Remember that Simon and Garfunkel tune that goes “Slow down, you move too fast. You’ve got to make the morning last?” For those under 40, probably not. I know, I’m old! But the fact is, I’m guilty of moving too fast too often.
1. Slow down before you speak.
James says that we are to be “slow to speak and quick to listen.” Actually listening, real listening, slows us down. There’s an acronym going around that advises us to THINK before we speak:
T – is it true?
H – is it helpful?
I – is it inspiring?
N – is it necessary?
K – is it kind?
It’s a bit corny, but good advice. There are times when what we want so urgently to say will fall into one category but not another—most often it’s true and if we twist a little we could argue that it’s helpful but necessary? Not so much. In that case, it might actually be better to bite our tongues and listen!

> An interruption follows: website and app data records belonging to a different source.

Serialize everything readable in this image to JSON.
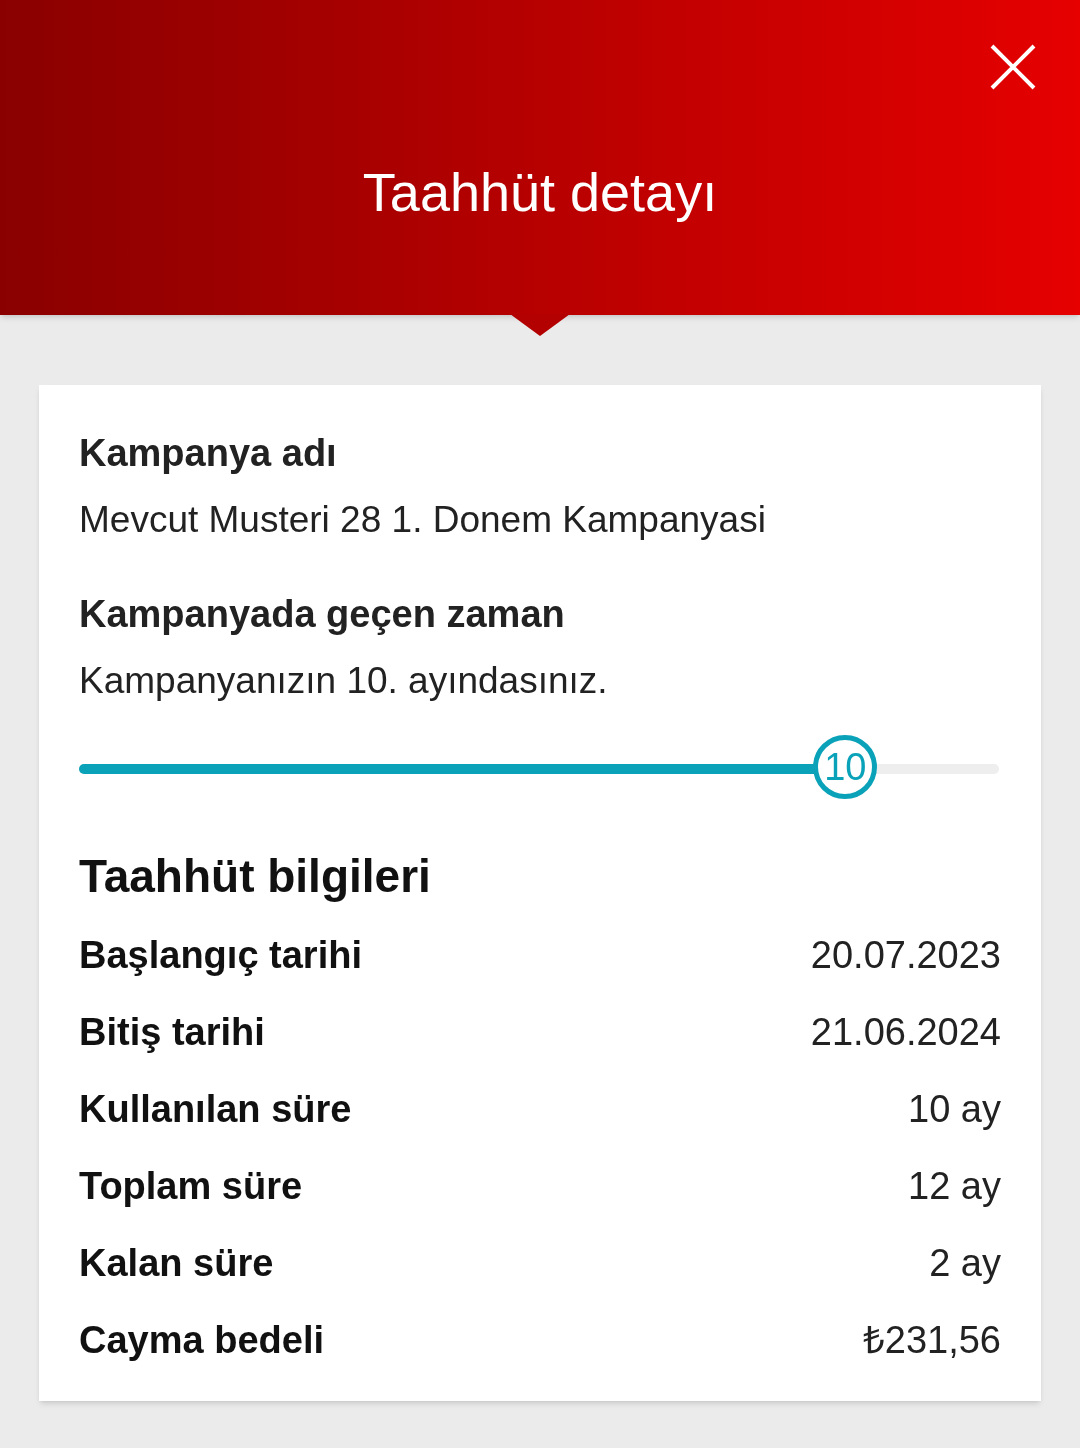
{
  "header": {
    "title": "Taahhüt detayı"
  },
  "campaign": {
    "name_label": "Kampanya adı",
    "name": "Mevcut Musteri 28 1. Donem Kampanyasi",
    "elapsed_label": "Kampanyada geçen zaman",
    "elapsed_text": "Kampanyanızın 10. ayındasınız.",
    "slider": {
      "level": 0.833,
      "thumb_label": "10"
    }
  },
  "commitment": {
    "title": "Taahhüt bilgileri",
    "rows": [
      {
        "label": "Başlangıç tarihi",
        "value": "20.07.2023"
      },
      {
        "label": "Bitiş tarihi",
        "value": "21.06.2024"
      },
      {
        "label": "Kullanılan süre",
        "value": "10 ay"
      },
      {
        "label": "Toplam süre",
        "value": "12 ay"
      },
      {
        "label": "Kalan süre",
        "value": "2 ay"
      },
      {
        "label": "Cayma bedeli",
        "value": "₺231,56"
      }
    ]
  }
}
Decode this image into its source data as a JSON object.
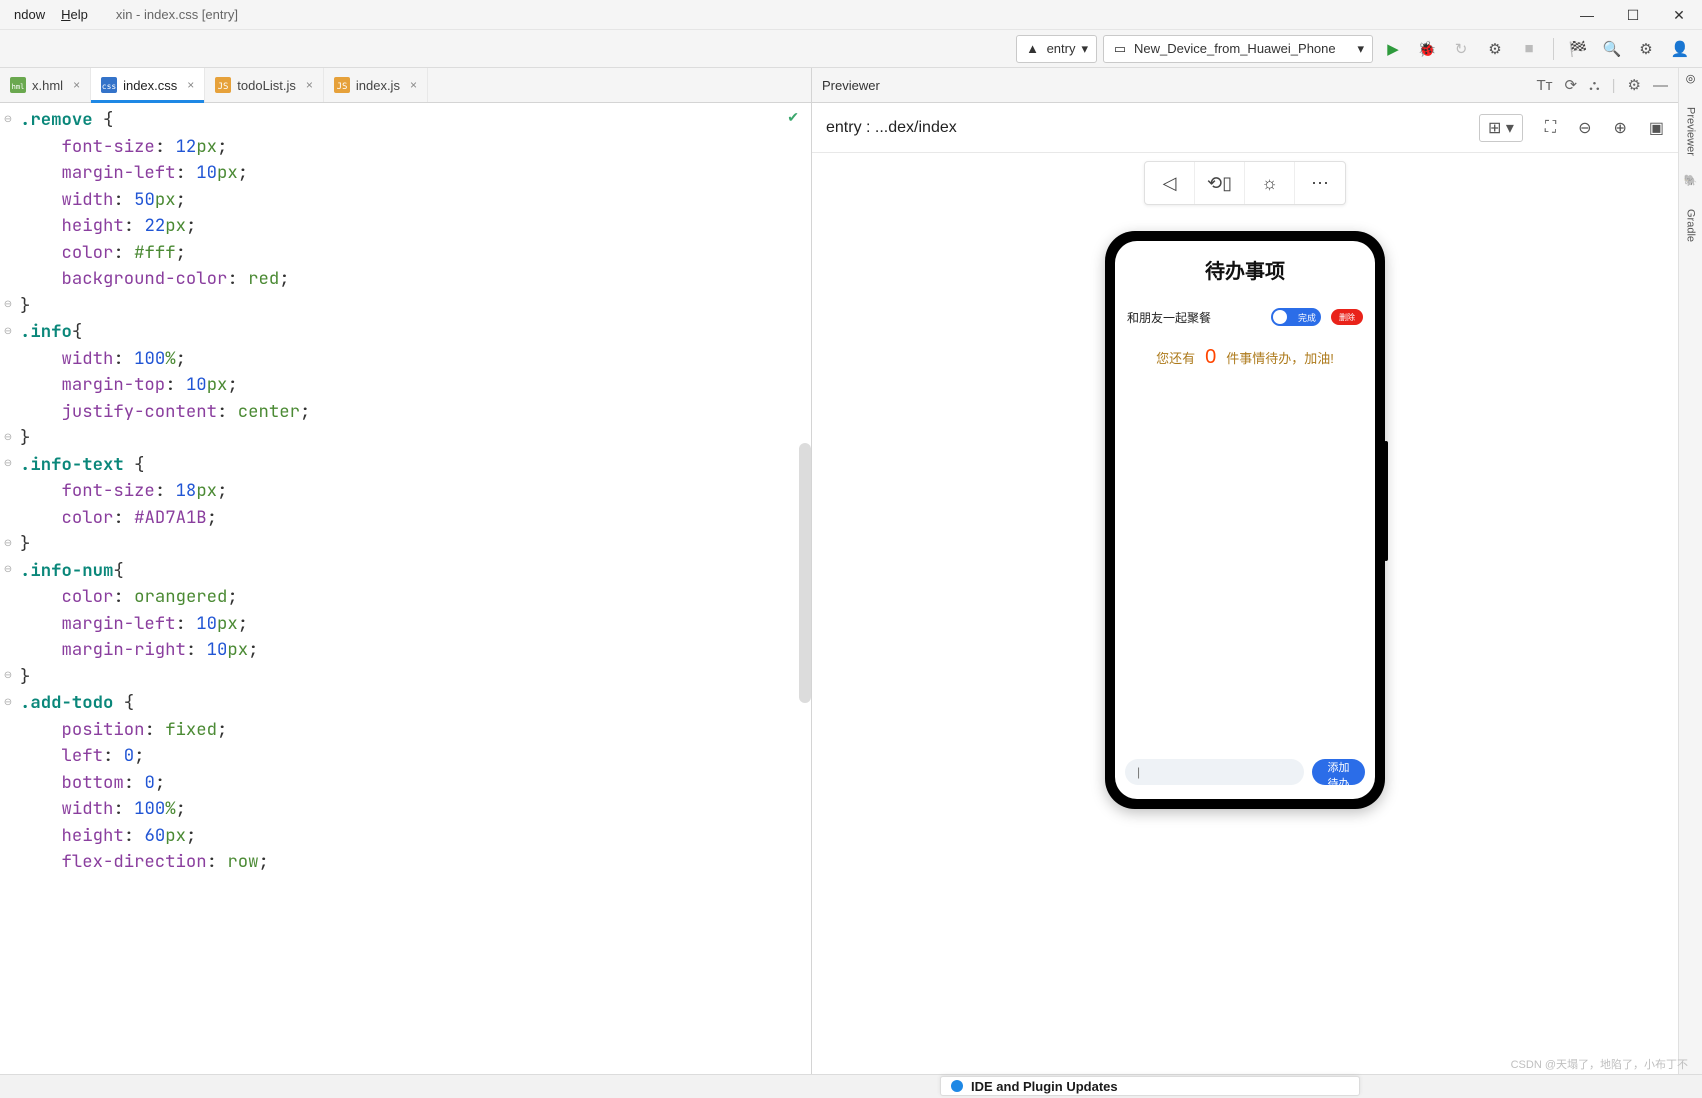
{
  "menubar": {
    "items": [
      "ndow",
      "Help"
    ],
    "window_title": "xin - index.css [entry]"
  },
  "window_controls": {
    "min": "—",
    "max": "☐",
    "close": "✕"
  },
  "toolbar": {
    "module_combo": "entry",
    "device_combo": "New_Device_from_Huawei_Phone"
  },
  "tabs": [
    {
      "name": "x.hml",
      "type": "hml",
      "active": false
    },
    {
      "name": "index.css",
      "type": "css",
      "active": true
    },
    {
      "name": "todoList.js",
      "type": "js",
      "active": false
    },
    {
      "name": "index.js",
      "type": "js",
      "active": false
    }
  ],
  "code_lines": [
    [
      {
        "t": ".remove ",
        "c": "sel"
      },
      {
        "t": "{",
        "c": "brace"
      }
    ],
    [
      {
        "t": "    "
      },
      {
        "t": "font-size",
        "c": "prop"
      },
      {
        "t": ": ",
        "c": "colon"
      },
      {
        "t": "12",
        "c": "num"
      },
      {
        "t": "px",
        "c": "unit"
      },
      {
        "t": ";",
        "c": "semi"
      }
    ],
    [
      {
        "t": "    "
      },
      {
        "t": "margin-left",
        "c": "prop"
      },
      {
        "t": ": ",
        "c": "colon"
      },
      {
        "t": "10",
        "c": "num"
      },
      {
        "t": "px",
        "c": "unit"
      },
      {
        "t": ";",
        "c": "semi"
      }
    ],
    [
      {
        "t": "    "
      },
      {
        "t": "width",
        "c": "prop"
      },
      {
        "t": ": ",
        "c": "colon"
      },
      {
        "t": "50",
        "c": "num"
      },
      {
        "t": "px",
        "c": "unit"
      },
      {
        "t": ";",
        "c": "semi"
      }
    ],
    [
      {
        "t": "    "
      },
      {
        "t": "height",
        "c": "prop"
      },
      {
        "t": ": ",
        "c": "colon"
      },
      {
        "t": "22",
        "c": "num"
      },
      {
        "t": "px",
        "c": "unit"
      },
      {
        "t": ";",
        "c": "semi"
      }
    ],
    [
      {
        "t": "    "
      },
      {
        "t": "color",
        "c": "prop"
      },
      {
        "t": ": ",
        "c": "colon"
      },
      {
        "t": "#fff",
        "c": "val"
      },
      {
        "t": ";",
        "c": "semi"
      }
    ],
    [
      {
        "t": "    "
      },
      {
        "t": "background-color",
        "c": "prop"
      },
      {
        "t": ": ",
        "c": "colon"
      },
      {
        "t": "red",
        "c": "val"
      },
      {
        "t": ";",
        "c": "semi"
      }
    ],
    [
      {
        "t": "}",
        "c": "brace"
      }
    ],
    [
      {
        "t": ".info",
        "c": "sel"
      },
      {
        "t": "{",
        "c": "brace"
      }
    ],
    [
      {
        "t": "    "
      },
      {
        "t": "width",
        "c": "prop"
      },
      {
        "t": ": ",
        "c": "colon"
      },
      {
        "t": "100",
        "c": "num"
      },
      {
        "t": "%",
        "c": "unit"
      },
      {
        "t": ";",
        "c": "semi"
      }
    ],
    [
      {
        "t": "    "
      },
      {
        "t": "margin-top",
        "c": "prop"
      },
      {
        "t": ": ",
        "c": "colon"
      },
      {
        "t": "10",
        "c": "num"
      },
      {
        "t": "px",
        "c": "unit"
      },
      {
        "t": ";",
        "c": "semi"
      }
    ],
    [
      {
        "t": "    "
      },
      {
        "t": "justify-content",
        "c": "prop"
      },
      {
        "t": ": ",
        "c": "colon"
      },
      {
        "t": "center",
        "c": "val"
      },
      {
        "t": ";",
        "c": "semi"
      }
    ],
    [
      {
        "t": "}",
        "c": "brace"
      }
    ],
    [
      {
        "t": ".info-text ",
        "c": "sel"
      },
      {
        "t": "{",
        "c": "brace"
      }
    ],
    [
      {
        "t": "    "
      },
      {
        "t": "font-size",
        "c": "prop"
      },
      {
        "t": ": ",
        "c": "colon"
      },
      {
        "t": "18",
        "c": "num"
      },
      {
        "t": "px",
        "c": "unit"
      },
      {
        "t": ";",
        "c": "semi"
      }
    ],
    [
      {
        "t": "    "
      },
      {
        "t": "color",
        "c": "prop"
      },
      {
        "t": ": ",
        "c": "colon"
      },
      {
        "t": "#AD7A1B",
        "c": "hex"
      },
      {
        "t": ";",
        "c": "semi"
      }
    ],
    [
      {
        "t": "}",
        "c": "brace"
      }
    ],
    [
      {
        "t": ".info-num",
        "c": "sel"
      },
      {
        "t": "{",
        "c": "brace"
      }
    ],
    [
      {
        "t": "    "
      },
      {
        "t": "color",
        "c": "prop"
      },
      {
        "t": ": ",
        "c": "colon"
      },
      {
        "t": "orangered",
        "c": "val"
      },
      {
        "t": ";",
        "c": "semi"
      }
    ],
    [
      {
        "t": "    "
      },
      {
        "t": "margin-left",
        "c": "prop"
      },
      {
        "t": ": ",
        "c": "colon"
      },
      {
        "t": "10",
        "c": "num"
      },
      {
        "t": "px",
        "c": "unit"
      },
      {
        "t": ";",
        "c": "semi"
      }
    ],
    [
      {
        "t": "    "
      },
      {
        "t": "margin-right",
        "c": "prop"
      },
      {
        "t": ": ",
        "c": "colon"
      },
      {
        "t": "10",
        "c": "num"
      },
      {
        "t": "px",
        "c": "unit"
      },
      {
        "t": ";",
        "c": "semi"
      }
    ],
    [
      {
        "t": "}",
        "c": "brace"
      }
    ],
    [
      {
        "t": ".add-todo ",
        "c": "sel"
      },
      {
        "t": "{",
        "c": "brace"
      }
    ],
    [
      {
        "t": "    "
      },
      {
        "t": "position",
        "c": "prop"
      },
      {
        "t": ": ",
        "c": "colon"
      },
      {
        "t": "fixed",
        "c": "val"
      },
      {
        "t": ";",
        "c": "semi"
      }
    ],
    [
      {
        "t": "    "
      },
      {
        "t": "left",
        "c": "prop"
      },
      {
        "t": ": ",
        "c": "colon"
      },
      {
        "t": "0",
        "c": "num"
      },
      {
        "t": ";",
        "c": "semi"
      }
    ],
    [
      {
        "t": "    "
      },
      {
        "t": "bottom",
        "c": "prop"
      },
      {
        "t": ": ",
        "c": "colon"
      },
      {
        "t": "0",
        "c": "num"
      },
      {
        "t": ";",
        "c": "semi"
      }
    ],
    [
      {
        "t": "    "
      },
      {
        "t": "width",
        "c": "prop"
      },
      {
        "t": ": ",
        "c": "colon"
      },
      {
        "t": "100",
        "c": "num"
      },
      {
        "t": "%",
        "c": "unit"
      },
      {
        "t": ";",
        "c": "semi"
      }
    ],
    [
      {
        "t": "    "
      },
      {
        "t": "height",
        "c": "prop"
      },
      {
        "t": ": ",
        "c": "colon"
      },
      {
        "t": "60",
        "c": "num"
      },
      {
        "t": "px",
        "c": "unit"
      },
      {
        "t": ";",
        "c": "semi"
      }
    ],
    [
      {
        "t": "    "
      },
      {
        "t": "flex-direction",
        "c": "prop"
      },
      {
        "t": ": ",
        "c": "colon"
      },
      {
        "t": "row",
        "c": "val"
      },
      {
        "t": ";",
        "c": "semi"
      }
    ]
  ],
  "fold_offsets": [
    0,
    7,
    8,
    12,
    13,
    16,
    17,
    21,
    22
  ],
  "previewer": {
    "title": "Previewer",
    "route_label": "entry : ...dex/index",
    "side_tabs": [
      "Previewer",
      "Gradle"
    ]
  },
  "app": {
    "title": "待办事项",
    "todo_text": "和朋友一起聚餐",
    "switch_label": "完成",
    "delete_label": "删除",
    "info_pre": "您还有",
    "info_num": "0",
    "info_post": "件事情待办，加油!",
    "input_placeholder": "|",
    "add_btn": "添加待办"
  },
  "notification": {
    "text": "IDE and Plugin Updates"
  },
  "watermark": "CSDN @天塌了，地陷了，小布丁不"
}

Ask yourself: Would it be better to remain silent?
2. Slow down before you bring someone on your team.
Having a new person on your team can be exciting. Whether it’s a hired person or volunteer, new brings a sense of excitement and expectation. The caution is that we don’t let the excitement of the new cloud our decisions.
Ask yourself: Is now the right time? (Not now, doesn’t mean not ever.)
3. Slow down before you let someone go.
There’s an adage that goes, “Hire slow, fire fast.” I agree with the former (but not too slow) but disagree with the latter. We should never be in a hurry to fire someone unless serious problems are present. After all, if you’ve trained and invested in someone, why be in a rush to lose that investment? It may be that expectations were too high, additional skills or resources are needed, or even that we’re not modeling the appropriate behavior ourselves.
Ask yourself: What other avenues can we explore?
4. Slow down before you jump to conclusions.
We assume the worst. In her book, Rising Strong, author and researcher Brene Brown defines generosity as the ability to “extend the most generous interpretation possible to the intentions, words, and actions of others.”
Ask yourself: What is the most generous assumption I can make about the other person’s intentions?
5. Slow down before you change your vision and direction.
Here’s a fact. No matter what you do as a leader, someone will criticize it. That’s hard for us as pastors, especially since we love people and want them to be happy. Here’s my point. If God has given your team a clear direction and vision, don’t give up on it because there are challenges and problems. Galatians 6:10 says that we will have a harvest if we don’t give up.
Ask yourself: What will I have to say no to in order to say yes to this?
6. Slow down before you make a financial commitment.
In the heat of the moment it’s easy to say yes—”it’s such a good deal,” “offers like this don’t come along every day,” “it’s just what we were looking for.” But it’s also easy to get into debt! If “it’s just what we were looking for” follows, it’s more than we meant to pay or more than we have saved, it might not be such a bargain after all. As a rule, never co-sign and routinely question whether it’s something you really need. Also, consider the purchase’s impact on your ability to deal with an emergency.
Ask yourself: Do I really need this, now?
BEFORE YOU GO…
Ecclesiastes 3:1 says, “There is a time for everything and a season for every activity under the heavens.” Where do you need to slow down?